◆ Entries supplied

※ ※ ※

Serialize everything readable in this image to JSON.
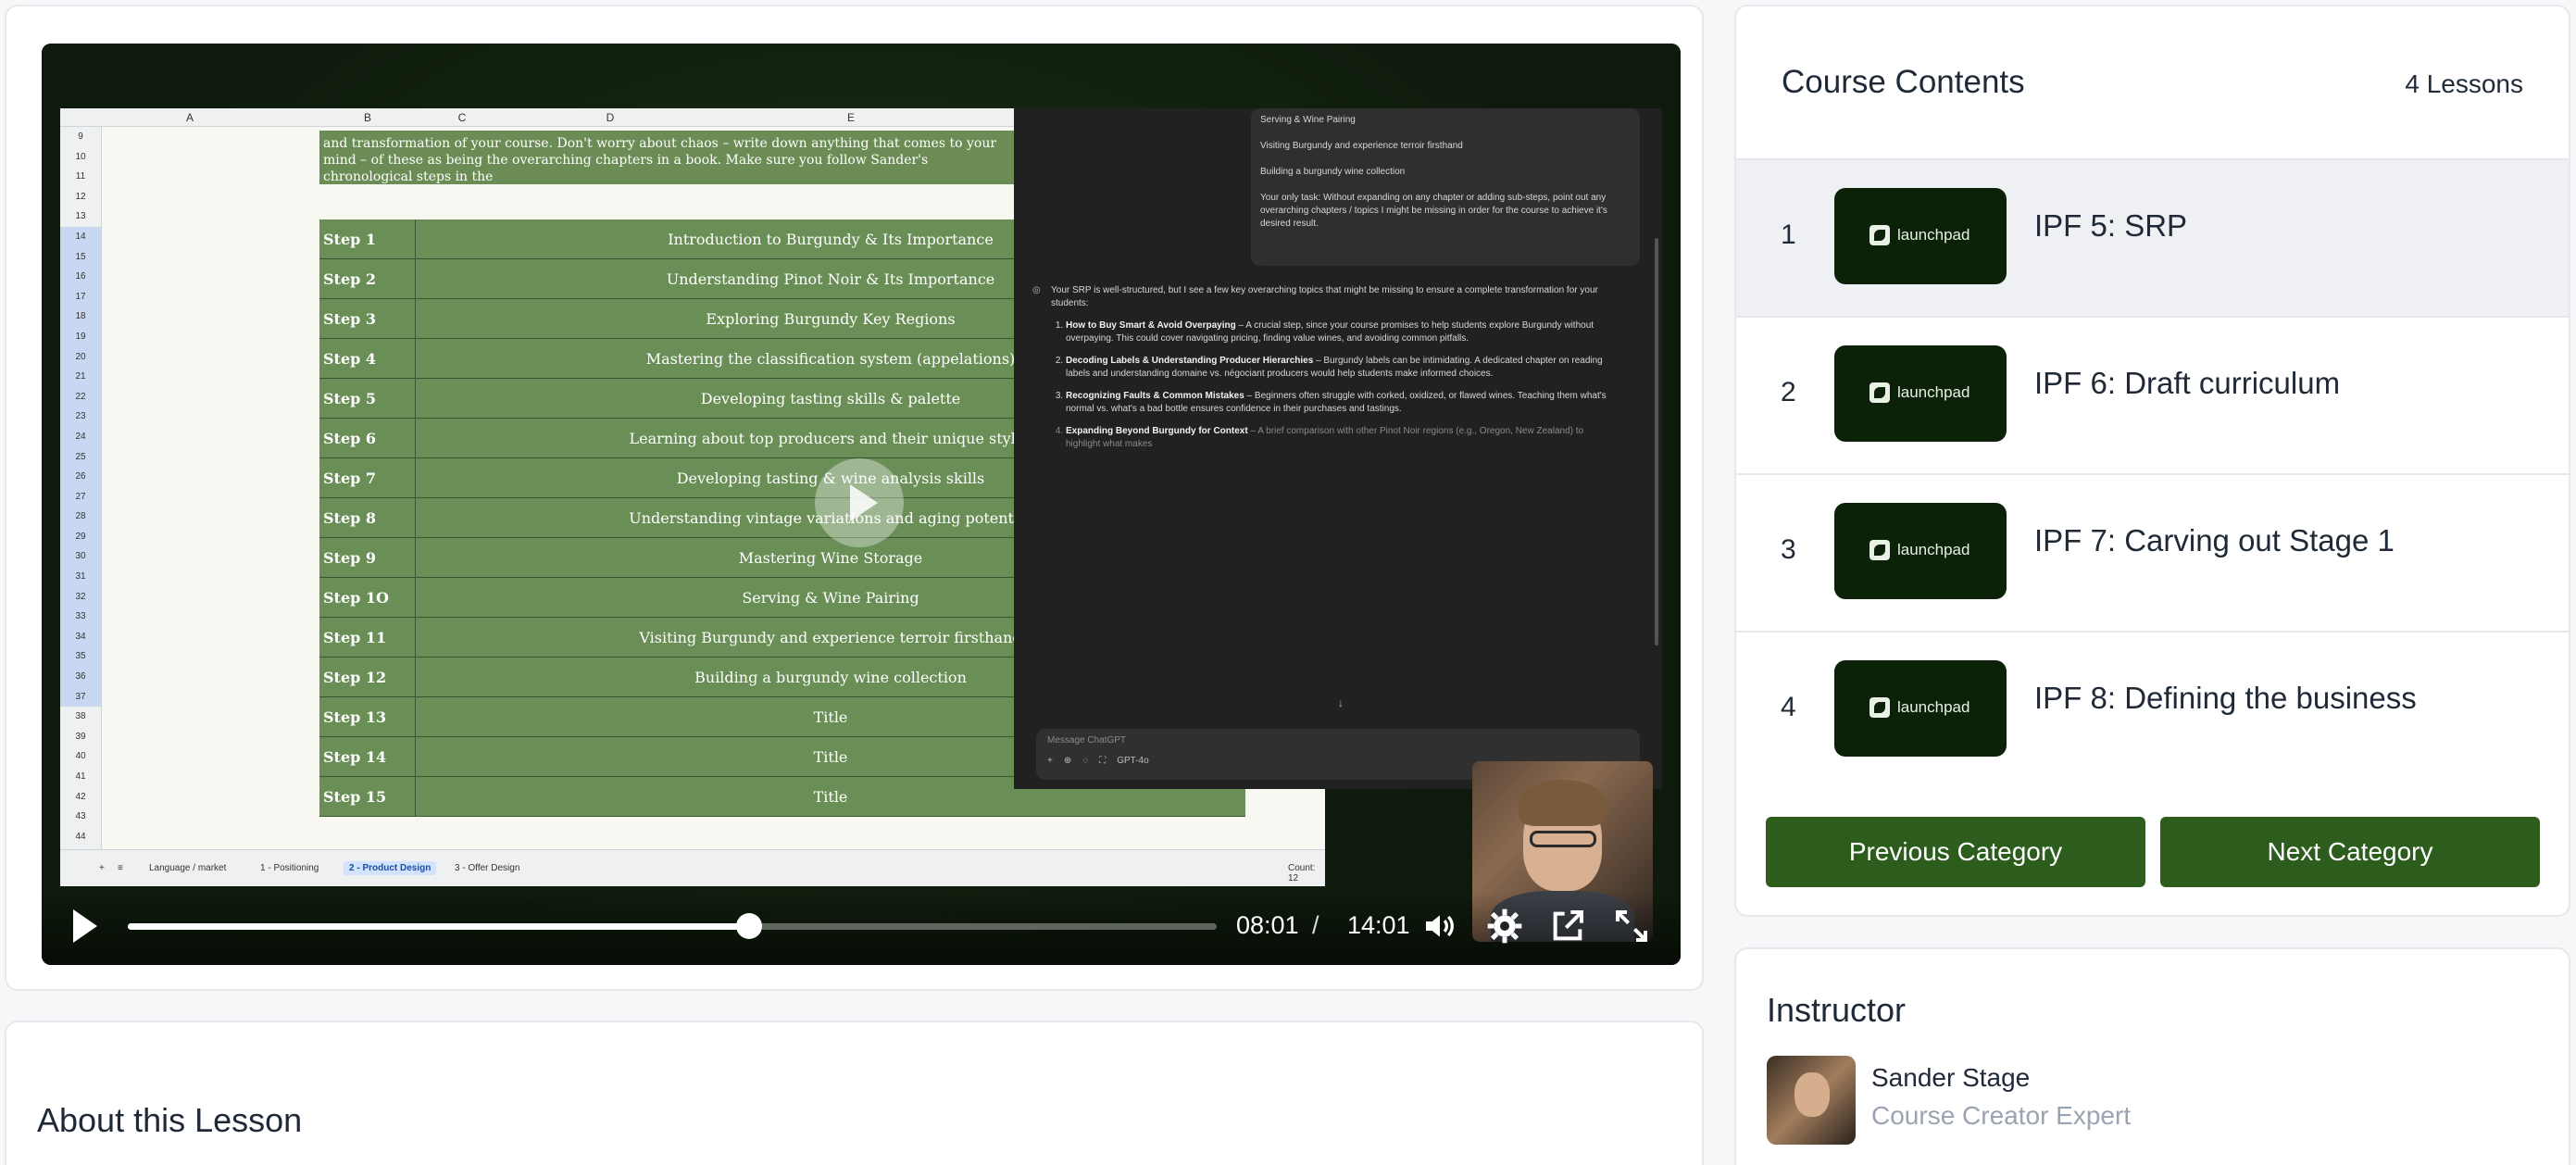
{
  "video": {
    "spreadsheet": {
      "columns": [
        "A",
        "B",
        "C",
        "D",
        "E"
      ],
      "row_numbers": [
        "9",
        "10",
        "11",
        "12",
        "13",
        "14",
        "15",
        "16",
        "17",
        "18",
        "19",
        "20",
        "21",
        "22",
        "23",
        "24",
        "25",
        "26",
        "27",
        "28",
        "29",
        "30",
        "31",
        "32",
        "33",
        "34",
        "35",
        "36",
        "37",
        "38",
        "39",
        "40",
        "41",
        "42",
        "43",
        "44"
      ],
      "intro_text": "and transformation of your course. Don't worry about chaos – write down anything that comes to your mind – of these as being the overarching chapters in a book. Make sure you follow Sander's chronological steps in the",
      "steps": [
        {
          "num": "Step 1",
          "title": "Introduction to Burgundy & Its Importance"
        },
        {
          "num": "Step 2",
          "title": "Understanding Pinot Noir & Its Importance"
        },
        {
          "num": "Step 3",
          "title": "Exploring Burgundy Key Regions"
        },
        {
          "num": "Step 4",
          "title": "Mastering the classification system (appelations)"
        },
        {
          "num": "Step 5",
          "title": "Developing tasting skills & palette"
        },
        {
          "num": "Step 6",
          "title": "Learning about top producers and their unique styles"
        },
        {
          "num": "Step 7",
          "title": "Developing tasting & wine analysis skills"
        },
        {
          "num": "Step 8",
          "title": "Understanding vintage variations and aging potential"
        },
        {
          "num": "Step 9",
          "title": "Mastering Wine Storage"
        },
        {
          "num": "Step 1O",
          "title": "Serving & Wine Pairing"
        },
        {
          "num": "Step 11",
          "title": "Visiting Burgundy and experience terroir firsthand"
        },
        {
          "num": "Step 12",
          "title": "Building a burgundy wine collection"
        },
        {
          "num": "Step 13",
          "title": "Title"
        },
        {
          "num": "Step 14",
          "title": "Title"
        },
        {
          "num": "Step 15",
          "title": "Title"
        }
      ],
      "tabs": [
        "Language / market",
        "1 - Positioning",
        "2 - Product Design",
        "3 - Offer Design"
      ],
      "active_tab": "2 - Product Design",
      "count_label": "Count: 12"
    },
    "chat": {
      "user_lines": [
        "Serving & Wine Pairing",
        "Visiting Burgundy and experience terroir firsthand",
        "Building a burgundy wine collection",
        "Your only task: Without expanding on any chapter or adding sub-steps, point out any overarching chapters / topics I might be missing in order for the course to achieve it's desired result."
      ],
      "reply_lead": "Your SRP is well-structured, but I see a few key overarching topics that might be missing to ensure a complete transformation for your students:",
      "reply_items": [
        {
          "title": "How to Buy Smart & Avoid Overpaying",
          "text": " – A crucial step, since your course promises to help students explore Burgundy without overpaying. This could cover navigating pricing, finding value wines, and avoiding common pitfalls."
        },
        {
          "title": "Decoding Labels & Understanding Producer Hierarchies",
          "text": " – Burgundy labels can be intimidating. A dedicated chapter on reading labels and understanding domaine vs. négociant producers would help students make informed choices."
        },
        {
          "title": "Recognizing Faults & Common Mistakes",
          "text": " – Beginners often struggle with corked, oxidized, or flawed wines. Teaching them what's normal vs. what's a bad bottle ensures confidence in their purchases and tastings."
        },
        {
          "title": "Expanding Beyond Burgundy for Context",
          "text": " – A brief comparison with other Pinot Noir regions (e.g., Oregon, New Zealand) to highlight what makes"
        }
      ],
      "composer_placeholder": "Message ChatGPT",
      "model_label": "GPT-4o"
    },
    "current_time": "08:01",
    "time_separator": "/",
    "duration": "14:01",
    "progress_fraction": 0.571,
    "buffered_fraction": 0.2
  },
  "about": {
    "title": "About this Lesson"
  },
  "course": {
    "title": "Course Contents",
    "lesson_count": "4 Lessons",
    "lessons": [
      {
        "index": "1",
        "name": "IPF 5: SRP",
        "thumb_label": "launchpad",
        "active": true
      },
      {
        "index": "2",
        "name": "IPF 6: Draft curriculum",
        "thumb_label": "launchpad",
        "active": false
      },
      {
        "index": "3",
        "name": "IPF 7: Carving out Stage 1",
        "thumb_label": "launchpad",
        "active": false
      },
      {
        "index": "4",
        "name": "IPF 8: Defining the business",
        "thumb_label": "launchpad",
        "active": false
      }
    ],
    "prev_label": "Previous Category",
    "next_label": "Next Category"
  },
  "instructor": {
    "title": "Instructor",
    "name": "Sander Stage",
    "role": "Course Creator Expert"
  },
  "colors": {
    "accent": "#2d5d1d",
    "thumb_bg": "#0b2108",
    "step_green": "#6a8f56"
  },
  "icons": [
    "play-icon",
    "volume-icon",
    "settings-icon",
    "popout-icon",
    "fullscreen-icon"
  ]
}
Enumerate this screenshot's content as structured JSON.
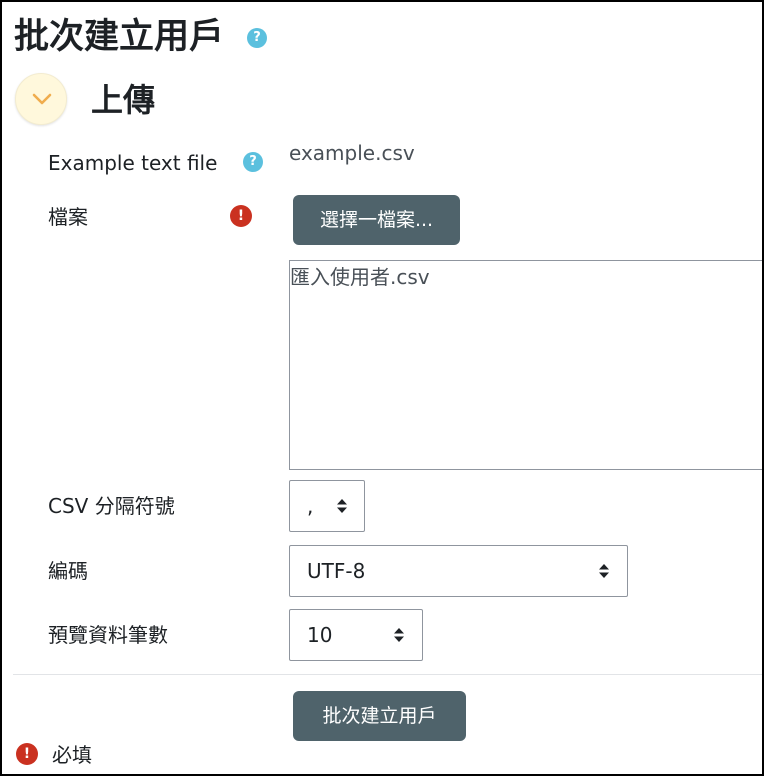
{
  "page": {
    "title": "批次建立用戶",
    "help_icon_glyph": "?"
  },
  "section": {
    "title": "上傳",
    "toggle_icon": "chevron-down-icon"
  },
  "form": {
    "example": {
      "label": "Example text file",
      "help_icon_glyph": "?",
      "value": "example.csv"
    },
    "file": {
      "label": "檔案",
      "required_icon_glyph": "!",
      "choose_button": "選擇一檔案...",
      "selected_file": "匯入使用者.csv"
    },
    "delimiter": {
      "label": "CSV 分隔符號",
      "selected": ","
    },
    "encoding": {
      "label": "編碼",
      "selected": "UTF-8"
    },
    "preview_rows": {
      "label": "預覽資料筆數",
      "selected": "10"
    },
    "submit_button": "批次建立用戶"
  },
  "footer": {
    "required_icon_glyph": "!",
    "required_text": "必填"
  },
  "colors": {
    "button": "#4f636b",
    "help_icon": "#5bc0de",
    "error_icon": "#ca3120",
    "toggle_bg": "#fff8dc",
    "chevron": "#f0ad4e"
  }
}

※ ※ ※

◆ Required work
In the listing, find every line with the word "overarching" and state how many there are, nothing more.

◆ Completed exercise
3